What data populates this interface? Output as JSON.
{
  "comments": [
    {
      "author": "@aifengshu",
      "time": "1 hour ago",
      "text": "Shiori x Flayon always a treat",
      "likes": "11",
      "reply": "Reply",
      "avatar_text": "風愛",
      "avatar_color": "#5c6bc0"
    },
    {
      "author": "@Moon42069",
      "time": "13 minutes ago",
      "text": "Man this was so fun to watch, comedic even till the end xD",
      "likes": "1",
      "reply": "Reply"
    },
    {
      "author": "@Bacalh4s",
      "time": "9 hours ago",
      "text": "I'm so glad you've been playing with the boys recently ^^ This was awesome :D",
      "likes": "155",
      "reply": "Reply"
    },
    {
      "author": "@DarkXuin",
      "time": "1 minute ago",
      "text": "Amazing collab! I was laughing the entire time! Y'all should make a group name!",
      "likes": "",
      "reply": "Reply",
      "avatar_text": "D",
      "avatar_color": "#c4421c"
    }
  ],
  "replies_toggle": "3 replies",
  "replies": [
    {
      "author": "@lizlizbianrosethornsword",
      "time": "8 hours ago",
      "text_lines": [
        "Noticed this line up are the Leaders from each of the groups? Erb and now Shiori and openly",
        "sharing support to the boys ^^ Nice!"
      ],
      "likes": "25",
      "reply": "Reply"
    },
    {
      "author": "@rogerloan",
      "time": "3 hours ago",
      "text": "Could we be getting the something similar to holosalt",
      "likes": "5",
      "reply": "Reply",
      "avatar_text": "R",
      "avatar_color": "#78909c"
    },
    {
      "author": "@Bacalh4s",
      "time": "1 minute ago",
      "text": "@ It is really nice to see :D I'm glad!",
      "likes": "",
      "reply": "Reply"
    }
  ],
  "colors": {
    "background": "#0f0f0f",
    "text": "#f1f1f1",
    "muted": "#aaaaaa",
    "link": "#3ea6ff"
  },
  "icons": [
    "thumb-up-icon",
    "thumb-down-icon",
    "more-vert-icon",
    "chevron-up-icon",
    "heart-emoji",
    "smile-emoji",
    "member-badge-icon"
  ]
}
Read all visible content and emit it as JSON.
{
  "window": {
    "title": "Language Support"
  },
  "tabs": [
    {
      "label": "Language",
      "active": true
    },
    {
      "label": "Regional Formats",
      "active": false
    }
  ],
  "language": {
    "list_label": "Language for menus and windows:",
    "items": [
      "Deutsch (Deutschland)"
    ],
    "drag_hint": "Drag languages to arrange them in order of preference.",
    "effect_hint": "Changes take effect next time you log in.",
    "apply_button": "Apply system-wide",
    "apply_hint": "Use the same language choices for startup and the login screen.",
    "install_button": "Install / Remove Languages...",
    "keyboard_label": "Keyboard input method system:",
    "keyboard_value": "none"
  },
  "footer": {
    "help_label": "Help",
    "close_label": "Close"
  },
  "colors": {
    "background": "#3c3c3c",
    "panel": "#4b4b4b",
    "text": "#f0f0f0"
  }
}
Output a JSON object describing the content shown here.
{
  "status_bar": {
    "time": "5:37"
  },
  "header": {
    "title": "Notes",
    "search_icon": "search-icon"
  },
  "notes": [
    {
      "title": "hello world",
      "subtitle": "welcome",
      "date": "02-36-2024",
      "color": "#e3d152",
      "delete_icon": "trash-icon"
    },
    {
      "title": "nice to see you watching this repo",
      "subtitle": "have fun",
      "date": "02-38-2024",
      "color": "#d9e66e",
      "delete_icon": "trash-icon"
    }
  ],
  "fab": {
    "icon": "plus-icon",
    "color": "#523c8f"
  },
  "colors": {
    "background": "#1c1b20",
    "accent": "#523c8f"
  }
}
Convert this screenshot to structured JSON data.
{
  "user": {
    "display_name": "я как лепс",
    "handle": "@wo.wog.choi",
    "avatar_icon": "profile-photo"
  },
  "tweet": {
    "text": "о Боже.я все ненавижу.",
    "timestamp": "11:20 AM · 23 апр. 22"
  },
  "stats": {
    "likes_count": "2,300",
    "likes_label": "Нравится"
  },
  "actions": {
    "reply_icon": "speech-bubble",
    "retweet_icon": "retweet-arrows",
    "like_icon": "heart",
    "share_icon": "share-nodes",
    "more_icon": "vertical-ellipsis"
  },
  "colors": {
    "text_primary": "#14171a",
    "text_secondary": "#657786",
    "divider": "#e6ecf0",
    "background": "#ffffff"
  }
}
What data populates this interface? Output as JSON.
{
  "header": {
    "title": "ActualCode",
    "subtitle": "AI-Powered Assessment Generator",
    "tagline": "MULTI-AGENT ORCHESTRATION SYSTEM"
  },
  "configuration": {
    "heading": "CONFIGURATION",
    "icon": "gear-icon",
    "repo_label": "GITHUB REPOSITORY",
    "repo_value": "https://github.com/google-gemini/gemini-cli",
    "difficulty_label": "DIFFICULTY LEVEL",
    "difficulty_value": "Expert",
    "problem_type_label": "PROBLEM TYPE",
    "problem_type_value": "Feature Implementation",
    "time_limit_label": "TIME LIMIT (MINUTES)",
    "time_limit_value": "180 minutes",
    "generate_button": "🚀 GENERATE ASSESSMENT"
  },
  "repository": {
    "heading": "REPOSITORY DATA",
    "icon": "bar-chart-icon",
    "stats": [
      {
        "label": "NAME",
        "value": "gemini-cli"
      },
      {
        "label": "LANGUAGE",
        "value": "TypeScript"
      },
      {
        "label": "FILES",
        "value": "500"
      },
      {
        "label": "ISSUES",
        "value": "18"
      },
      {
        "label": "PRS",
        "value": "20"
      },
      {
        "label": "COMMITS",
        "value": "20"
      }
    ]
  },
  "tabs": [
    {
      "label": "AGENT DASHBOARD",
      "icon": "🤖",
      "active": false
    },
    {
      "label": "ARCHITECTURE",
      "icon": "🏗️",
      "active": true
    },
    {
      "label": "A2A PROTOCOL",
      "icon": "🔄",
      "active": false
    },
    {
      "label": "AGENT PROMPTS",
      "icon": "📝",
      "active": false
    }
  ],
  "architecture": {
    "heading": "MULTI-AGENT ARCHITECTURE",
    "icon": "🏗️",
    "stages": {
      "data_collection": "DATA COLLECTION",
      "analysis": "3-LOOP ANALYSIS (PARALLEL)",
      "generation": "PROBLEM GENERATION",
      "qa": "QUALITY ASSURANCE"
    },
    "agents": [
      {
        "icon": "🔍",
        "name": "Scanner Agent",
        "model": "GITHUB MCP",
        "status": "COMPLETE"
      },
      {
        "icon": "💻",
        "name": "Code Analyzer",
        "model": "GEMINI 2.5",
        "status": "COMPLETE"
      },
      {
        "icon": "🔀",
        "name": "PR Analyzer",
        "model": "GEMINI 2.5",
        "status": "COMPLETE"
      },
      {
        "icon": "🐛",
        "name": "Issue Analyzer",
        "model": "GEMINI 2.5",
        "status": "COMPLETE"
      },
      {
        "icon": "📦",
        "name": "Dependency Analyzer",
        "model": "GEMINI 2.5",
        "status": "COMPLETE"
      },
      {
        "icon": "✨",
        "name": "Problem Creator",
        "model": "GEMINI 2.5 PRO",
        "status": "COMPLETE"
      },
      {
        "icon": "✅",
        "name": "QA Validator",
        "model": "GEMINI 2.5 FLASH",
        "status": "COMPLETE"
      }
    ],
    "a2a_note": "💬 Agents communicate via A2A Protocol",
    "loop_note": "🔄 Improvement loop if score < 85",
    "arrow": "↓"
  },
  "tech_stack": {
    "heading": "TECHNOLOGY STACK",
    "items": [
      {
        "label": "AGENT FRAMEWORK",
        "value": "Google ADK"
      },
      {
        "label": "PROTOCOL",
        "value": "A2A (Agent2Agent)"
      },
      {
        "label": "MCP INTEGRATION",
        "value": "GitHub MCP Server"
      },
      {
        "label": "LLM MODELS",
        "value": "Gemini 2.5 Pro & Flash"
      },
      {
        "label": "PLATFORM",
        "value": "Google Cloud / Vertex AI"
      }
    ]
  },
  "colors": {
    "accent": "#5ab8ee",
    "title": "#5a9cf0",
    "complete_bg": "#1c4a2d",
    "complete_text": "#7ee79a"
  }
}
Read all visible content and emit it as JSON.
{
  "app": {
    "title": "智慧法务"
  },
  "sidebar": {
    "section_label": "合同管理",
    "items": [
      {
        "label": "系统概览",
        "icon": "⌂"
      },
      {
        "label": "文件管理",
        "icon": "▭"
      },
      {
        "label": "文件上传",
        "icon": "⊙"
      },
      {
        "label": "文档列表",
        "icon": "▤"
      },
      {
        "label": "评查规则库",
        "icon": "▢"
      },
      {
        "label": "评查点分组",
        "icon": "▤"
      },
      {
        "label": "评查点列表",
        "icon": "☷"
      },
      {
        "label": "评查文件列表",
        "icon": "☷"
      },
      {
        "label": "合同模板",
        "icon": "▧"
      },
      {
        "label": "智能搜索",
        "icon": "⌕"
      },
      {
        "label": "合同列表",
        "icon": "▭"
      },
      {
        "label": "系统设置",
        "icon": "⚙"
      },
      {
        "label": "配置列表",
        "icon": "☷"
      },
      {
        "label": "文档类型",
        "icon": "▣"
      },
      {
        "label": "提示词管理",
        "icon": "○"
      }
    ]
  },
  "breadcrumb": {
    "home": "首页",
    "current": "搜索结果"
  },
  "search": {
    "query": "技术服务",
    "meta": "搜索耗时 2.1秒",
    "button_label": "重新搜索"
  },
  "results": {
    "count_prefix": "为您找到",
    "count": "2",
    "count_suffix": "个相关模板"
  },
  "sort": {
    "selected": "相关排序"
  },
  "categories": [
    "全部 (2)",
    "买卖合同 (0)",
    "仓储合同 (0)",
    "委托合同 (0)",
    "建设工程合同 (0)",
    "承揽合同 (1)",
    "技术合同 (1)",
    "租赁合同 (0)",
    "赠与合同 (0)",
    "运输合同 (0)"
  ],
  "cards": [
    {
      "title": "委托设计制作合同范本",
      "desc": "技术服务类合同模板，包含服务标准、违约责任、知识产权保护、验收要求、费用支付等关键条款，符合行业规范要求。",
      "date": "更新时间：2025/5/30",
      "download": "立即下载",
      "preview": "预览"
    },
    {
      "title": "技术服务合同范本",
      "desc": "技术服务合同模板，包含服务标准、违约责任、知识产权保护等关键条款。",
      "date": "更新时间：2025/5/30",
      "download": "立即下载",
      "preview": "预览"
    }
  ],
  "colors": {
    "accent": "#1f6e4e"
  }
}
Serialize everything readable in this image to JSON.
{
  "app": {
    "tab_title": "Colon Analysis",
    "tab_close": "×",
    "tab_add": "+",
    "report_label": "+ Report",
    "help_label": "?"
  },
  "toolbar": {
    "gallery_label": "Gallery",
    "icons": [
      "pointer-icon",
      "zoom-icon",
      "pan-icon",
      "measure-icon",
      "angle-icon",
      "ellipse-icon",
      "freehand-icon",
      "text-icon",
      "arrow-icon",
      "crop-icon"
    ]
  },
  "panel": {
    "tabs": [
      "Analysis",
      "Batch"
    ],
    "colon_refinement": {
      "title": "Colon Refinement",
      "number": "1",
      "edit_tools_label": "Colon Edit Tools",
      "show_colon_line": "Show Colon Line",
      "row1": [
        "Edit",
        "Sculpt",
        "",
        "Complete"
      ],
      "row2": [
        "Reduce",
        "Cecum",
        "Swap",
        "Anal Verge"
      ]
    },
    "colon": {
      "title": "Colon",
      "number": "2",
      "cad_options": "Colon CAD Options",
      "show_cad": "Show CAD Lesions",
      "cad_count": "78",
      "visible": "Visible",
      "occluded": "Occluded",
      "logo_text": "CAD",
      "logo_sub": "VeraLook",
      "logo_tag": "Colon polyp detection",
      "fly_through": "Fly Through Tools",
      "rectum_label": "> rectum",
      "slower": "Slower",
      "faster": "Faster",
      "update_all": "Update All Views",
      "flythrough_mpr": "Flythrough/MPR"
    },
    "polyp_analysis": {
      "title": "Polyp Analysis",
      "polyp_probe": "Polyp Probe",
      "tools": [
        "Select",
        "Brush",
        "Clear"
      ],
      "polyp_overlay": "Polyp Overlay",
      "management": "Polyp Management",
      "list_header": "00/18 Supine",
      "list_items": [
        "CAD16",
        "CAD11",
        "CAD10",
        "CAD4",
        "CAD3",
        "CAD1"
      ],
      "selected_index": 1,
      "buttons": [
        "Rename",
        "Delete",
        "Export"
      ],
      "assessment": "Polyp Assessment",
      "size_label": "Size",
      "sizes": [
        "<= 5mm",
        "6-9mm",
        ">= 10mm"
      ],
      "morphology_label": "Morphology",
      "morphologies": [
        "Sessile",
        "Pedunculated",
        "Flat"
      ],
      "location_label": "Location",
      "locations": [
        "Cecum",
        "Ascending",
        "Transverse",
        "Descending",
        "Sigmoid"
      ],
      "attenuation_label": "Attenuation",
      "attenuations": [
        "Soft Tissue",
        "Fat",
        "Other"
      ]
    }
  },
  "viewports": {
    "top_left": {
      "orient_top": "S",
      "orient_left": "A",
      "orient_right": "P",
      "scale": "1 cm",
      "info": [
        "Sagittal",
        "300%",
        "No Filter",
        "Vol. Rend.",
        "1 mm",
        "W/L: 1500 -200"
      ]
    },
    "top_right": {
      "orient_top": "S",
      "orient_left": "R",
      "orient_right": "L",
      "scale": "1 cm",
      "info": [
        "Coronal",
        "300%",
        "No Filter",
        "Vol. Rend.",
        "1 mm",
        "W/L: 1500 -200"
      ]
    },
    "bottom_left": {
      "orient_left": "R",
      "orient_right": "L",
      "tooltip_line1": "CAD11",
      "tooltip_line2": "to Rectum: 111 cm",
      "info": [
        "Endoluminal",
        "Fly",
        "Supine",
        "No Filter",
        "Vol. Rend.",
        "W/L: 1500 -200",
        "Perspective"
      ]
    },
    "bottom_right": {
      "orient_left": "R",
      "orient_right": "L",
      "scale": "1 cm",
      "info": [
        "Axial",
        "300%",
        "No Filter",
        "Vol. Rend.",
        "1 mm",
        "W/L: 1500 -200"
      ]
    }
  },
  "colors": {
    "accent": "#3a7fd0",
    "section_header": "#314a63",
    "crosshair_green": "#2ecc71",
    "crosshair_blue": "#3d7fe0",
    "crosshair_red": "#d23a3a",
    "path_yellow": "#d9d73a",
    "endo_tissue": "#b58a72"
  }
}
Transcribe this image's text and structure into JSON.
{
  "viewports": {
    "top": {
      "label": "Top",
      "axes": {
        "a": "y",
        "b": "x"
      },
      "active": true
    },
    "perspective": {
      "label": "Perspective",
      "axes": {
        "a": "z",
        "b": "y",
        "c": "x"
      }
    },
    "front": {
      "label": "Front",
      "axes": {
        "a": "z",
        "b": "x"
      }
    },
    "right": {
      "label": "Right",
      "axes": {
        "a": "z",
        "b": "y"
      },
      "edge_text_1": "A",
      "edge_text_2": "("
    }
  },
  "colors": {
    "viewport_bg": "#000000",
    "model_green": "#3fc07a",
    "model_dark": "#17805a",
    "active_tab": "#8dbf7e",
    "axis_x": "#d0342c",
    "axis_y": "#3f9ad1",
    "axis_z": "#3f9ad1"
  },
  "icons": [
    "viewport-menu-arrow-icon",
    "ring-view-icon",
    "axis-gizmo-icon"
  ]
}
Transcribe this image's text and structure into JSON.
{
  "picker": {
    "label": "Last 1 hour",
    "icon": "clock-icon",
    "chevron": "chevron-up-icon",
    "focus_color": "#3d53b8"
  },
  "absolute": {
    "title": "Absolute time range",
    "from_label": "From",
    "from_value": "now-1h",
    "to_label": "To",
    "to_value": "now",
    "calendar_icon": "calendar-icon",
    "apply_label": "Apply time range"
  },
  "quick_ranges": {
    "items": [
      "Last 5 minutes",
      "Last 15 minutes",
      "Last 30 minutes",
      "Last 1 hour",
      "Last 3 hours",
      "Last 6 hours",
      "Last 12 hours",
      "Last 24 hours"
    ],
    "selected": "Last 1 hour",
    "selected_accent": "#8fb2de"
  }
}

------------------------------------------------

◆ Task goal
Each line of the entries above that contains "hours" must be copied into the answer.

◆ Exercise answer
      "time": "9 hours ago",
      "time": "8 hours ago",
      "time": "3 hours ago",
      "Last 3 hours",
      "Last 6 hours",
      "Last 12 hours",
      "Last 24 hours"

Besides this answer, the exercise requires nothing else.